* ASSIGNED TASK *
Write the records out again, exactly as they stand below.
#### DATA PROVIDED
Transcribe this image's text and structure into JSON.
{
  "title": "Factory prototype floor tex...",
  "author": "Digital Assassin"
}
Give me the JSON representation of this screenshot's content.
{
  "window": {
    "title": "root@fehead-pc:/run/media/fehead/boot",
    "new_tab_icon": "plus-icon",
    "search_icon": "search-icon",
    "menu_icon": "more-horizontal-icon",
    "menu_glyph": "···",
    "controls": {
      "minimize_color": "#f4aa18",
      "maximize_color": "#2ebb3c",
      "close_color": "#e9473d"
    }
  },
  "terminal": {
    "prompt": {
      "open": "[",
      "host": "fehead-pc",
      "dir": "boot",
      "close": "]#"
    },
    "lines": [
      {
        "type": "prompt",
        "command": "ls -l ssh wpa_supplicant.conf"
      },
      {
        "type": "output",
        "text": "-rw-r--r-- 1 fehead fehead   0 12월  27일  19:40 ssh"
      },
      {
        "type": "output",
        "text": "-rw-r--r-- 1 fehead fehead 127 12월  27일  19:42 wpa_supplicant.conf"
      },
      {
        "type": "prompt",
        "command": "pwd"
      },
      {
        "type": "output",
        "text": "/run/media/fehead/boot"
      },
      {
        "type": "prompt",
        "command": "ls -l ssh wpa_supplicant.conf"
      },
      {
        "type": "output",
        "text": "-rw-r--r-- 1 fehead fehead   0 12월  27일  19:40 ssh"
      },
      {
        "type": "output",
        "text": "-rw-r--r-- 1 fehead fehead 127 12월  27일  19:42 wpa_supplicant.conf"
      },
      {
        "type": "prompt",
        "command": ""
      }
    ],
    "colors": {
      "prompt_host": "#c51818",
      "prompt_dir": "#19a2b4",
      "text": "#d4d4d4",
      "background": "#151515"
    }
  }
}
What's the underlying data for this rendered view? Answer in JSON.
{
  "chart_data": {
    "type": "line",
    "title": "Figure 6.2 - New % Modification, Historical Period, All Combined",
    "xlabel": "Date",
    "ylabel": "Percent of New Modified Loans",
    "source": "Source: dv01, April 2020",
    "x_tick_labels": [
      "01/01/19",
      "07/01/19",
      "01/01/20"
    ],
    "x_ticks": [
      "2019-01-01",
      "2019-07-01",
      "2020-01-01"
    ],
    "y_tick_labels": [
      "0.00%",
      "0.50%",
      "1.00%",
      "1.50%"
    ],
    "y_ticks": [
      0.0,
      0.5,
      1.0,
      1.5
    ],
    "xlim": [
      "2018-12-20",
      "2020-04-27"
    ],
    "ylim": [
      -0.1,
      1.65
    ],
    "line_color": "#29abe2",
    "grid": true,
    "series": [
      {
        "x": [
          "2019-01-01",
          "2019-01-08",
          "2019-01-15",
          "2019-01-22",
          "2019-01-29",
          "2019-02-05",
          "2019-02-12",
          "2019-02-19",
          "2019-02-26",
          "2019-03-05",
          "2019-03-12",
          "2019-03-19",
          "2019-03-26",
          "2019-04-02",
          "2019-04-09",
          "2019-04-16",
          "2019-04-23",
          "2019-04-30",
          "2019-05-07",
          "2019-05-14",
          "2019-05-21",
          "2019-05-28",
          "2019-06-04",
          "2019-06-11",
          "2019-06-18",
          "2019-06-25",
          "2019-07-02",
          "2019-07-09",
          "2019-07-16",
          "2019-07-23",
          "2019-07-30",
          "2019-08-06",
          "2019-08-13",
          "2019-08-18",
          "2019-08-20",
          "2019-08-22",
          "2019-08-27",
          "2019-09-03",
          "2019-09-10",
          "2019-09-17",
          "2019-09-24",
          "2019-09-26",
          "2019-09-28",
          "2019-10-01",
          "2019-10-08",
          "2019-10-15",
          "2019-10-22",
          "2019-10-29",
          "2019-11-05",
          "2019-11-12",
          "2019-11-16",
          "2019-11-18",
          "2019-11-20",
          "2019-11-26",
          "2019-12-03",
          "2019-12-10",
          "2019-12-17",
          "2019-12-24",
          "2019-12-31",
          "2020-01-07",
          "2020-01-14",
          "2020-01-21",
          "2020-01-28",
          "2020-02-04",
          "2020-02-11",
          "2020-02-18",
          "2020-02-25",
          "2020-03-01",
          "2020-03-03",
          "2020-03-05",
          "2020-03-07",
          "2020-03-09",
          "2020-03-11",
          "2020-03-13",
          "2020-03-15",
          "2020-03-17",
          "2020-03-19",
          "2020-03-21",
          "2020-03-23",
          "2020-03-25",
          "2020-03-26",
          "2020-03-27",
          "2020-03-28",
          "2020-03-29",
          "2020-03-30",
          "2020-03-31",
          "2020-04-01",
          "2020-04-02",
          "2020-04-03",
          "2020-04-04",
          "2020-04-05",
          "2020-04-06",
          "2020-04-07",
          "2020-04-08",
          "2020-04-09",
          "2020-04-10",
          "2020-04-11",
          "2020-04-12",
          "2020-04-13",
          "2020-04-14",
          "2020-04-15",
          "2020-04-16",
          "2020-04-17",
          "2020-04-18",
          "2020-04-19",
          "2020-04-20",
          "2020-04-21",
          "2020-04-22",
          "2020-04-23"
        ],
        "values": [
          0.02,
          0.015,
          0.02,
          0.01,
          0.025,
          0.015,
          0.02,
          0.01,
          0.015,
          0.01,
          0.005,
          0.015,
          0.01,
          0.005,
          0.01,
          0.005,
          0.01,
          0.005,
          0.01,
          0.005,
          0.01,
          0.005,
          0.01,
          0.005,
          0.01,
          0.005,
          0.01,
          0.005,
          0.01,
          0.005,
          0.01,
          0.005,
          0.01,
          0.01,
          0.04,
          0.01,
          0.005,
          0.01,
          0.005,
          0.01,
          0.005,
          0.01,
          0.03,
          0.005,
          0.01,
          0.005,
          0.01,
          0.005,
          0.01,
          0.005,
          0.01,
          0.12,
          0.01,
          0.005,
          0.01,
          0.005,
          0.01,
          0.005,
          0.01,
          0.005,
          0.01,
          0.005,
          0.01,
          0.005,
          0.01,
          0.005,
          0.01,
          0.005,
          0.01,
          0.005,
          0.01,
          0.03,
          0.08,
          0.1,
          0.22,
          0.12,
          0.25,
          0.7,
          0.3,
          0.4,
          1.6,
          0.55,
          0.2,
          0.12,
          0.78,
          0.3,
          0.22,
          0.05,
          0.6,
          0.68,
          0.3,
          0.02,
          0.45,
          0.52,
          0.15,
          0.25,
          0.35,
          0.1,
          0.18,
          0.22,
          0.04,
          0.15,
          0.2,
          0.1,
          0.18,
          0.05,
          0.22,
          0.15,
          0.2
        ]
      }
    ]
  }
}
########
* RESULT OF THIS EXERCISE *
Transcribe this image's text and structure into JSON.
{
  "title": "Factory prototype floor tex...",
  "author": "Digital Assassin"
}
Give me the JSON representation of this screenshot's content.
{
  "window": {
    "title": "root@fehead-pc:/run/media/fehead/boot",
    "new_tab_icon": "plus-icon",
    "search_icon": "search-icon",
    "menu_icon": "more-horizontal-icon",
    "menu_glyph": "···",
    "controls": {
      "minimize_color": "#f4aa18",
      "maximize_color": "#2ebb3c",
      "close_color": "#e9473d"
    }
  },
  "terminal": {
    "prompt": {
      "open": "[",
      "host": "fehead-pc",
      "dir": "boot",
      "close": "]#"
    },
    "lines": [
      {
        "type": "prompt",
        "command": "ls -l ssh wpa_supplicant.conf"
      },
      {
        "type": "output",
        "text": "-rw-r--r-- 1 fehead fehead   0 12월  27일  19:40 ssh"
      },
      {
        "type": "output",
        "text": "-rw-r--r-- 1 fehead fehead 127 12월  27일  19:42 wpa_supplicant.conf"
      },
      {
        "type": "prompt",
        "command": "pwd"
      },
      {
        "type": "output",
        "text": "/run/media/fehead/boot"
      },
      {
        "type": "prompt",
        "command": "ls -l ssh wpa_supplicant.conf"
      },
      {
        "type": "output",
        "text": "-rw-r--r-- 1 fehead fehead   0 12월  27일  19:40 ssh"
      },
      {
        "type": "output",
        "text": "-rw-r--r-- 1 fehead fehead 127 12월  27일  19:42 wpa_supplicant.conf"
      },
      {
        "type": "prompt",
        "command": ""
      }
    ],
    "colors": {
      "prompt_host": "#c51818",
      "prompt_dir": "#19a2b4",
      "text": "#d4d4d4",
      "background": "#151515"
    }
  }
}
What's the underlying data for this rendered view? Answer in JSON.
{
  "chart_data": {
    "type": "line",
    "title": "Figure 6.2 - New % Modification, Historical Period, All Combined",
    "xlabel": "Date",
    "ylabel": "Percent of New Modified Loans",
    "source": "Source: dv01, April 2020",
    "x_tick_labels": [
      "01/01/19",
      "07/01/19",
      "01/01/20"
    ],
    "x_ticks": [
      "2019-01-01",
      "2019-07-01",
      "2020-01-01"
    ],
    "y_tick_labels": [
      "0.00%",
      "0.50%",
      "1.00%",
      "1.50%"
    ],
    "y_ticks": [
      0.0,
      0.5,
      1.0,
      1.5
    ],
    "xlim": [
      "2018-12-20",
      "2020-04-27"
    ],
    "ylim": [
      -0.1,
      1.65
    ],
    "line_color": "#29abe2",
    "grid": true,
    "series": [
      {
        "x": [
          "2019-01-01",
          "2019-01-08",
          "2019-01-15",
          "2019-01-22",
          "2019-01-29",
          "2019-02-05",
          "2019-02-12",
          "2019-02-19",
          "2019-02-26",
          "2019-03-05",
          "2019-03-12",
          "2019-03-19",
          "2019-03-26",
          "2019-04-02",
          "2019-04-09",
          "2019-04-16",
          "2019-04-23",
          "2019-04-30",
          "2019-05-07",
          "2019-05-14",
          "2019-05-21",
          "2019-05-28",
          "2019-06-04",
          "2019-06-11",
          "2019-06-18",
          "2019-06-25",
          "2019-07-02",
          "2019-07-09",
          "2019-07-16",
          "2019-07-23",
          "2019-07-30",
          "2019-08-06",
          "2019-08-13",
          "2019-08-18",
          "2019-08-20",
          "2019-08-22",
          "2019-08-27",
          "2019-09-03",
          "2019-09-10",
          "2019-09-17",
          "2019-09-24",
          "2019-09-26",
          "2019-09-28",
          "2019-10-01",
          "2019-10-08",
          "2019-10-15",
          "2019-10-22",
          "2019-10-29",
          "2019-11-05",
          "2019-11-12",
          "2019-11-16",
          "2019-11-18",
          "2019-11-20",
          "2019-11-26",
          "2019-12-03",
          "2019-12-10",
          "2019-12-17",
          "2019-12-24",
          "2019-12-31",
          "2020-01-07",
          "2020-01-14",
          "2020-01-21",
          "2020-01-28",
          "2020-02-04",
          "2020-02-11",
          "2020-02-18",
          "2020-02-25",
          "2020-03-01",
          "2020-03-03",
          "2020-03-05",
          "2020-03-07",
          "2020-03-09",
          "2020-03-11",
          "2020-03-13",
          "2020-03-15",
          "2020-03-17",
          "2020-03-19",
          "2020-03-21",
          "2020-03-23",
          "2020-03-25",
          "2020-03-26",
          "2020-03-27",
          "2020-03-28",
          "2020-03-29",
          "2020-03-30",
          "2020-03-31",
          "2020-04-01",
          "2020-04-02",
          "2020-04-03",
          "2020-04-04",
          "2020-04-05",
          "2020-04-06",
          "2020-04-07",
          "2020-04-08",
          "2020-04-09",
          "2020-04-10",
          "2020-04-11",
          "2020-04-12",
          "2020-04-13",
          "2020-04-14",
          "2020-04-15",
          "2020-04-16",
          "2020-04-17",
          "2020-04-18",
          "2020-04-19",
          "2020-04-20",
          "2020-04-21",
          "2020-04-22",
          "2020-04-23"
        ],
        "values": [
          0.02,
          0.015,
          0.02,
          0.01,
          0.025,
          0.015,
          0.02,
          0.01,
          0.015,
          0.01,
          0.005,
          0.015,
          0.01,
          0.005,
          0.01,
          0.005,
          0.01,
          0.005,
          0.01,
          0.005,
          0.01,
          0.005,
          0.01,
          0.005,
          0.01,
          0.005,
          0.01,
          0.005,
          0.01,
          0.005,
          0.01,
          0.005,
          0.01,
          0.01,
          0.04,
          0.01,
          0.005,
          0.01,
          0.005,
          0.01,
          0.005,
          0.01,
          0.03,
          0.005,
          0.01,
          0.005,
          0.01,
          0.005,
          0.01,
          0.005,
          0.01,
          0.12,
          0.01,
          0.005,
          0.01,
          0.005,
          0.01,
          0.005,
          0.01,
          0.005,
          0.01,
          0.005,
          0.01,
          0.005,
          0.01,
          0.005,
          0.01,
          0.005,
          0.01,
          0.005,
          0.01,
          0.03,
          0.08,
          0.1,
          0.22,
          0.12,
          0.25,
          0.7,
          0.3,
          0.4,
          1.6,
          0.55,
          0.2,
          0.12,
          0.78,
          0.3,
          0.22,
          0.05,
          0.6,
          0.68,
          0.3,
          0.02,
          0.45,
          0.52,
          0.15,
          0.25,
          0.35,
          0.1,
          0.18,
          0.22,
          0.04,
          0.15,
          0.2,
          0.1,
          0.18,
          0.05,
          0.22,
          0.15,
          0.2
        ]
      }
    ]
  }
}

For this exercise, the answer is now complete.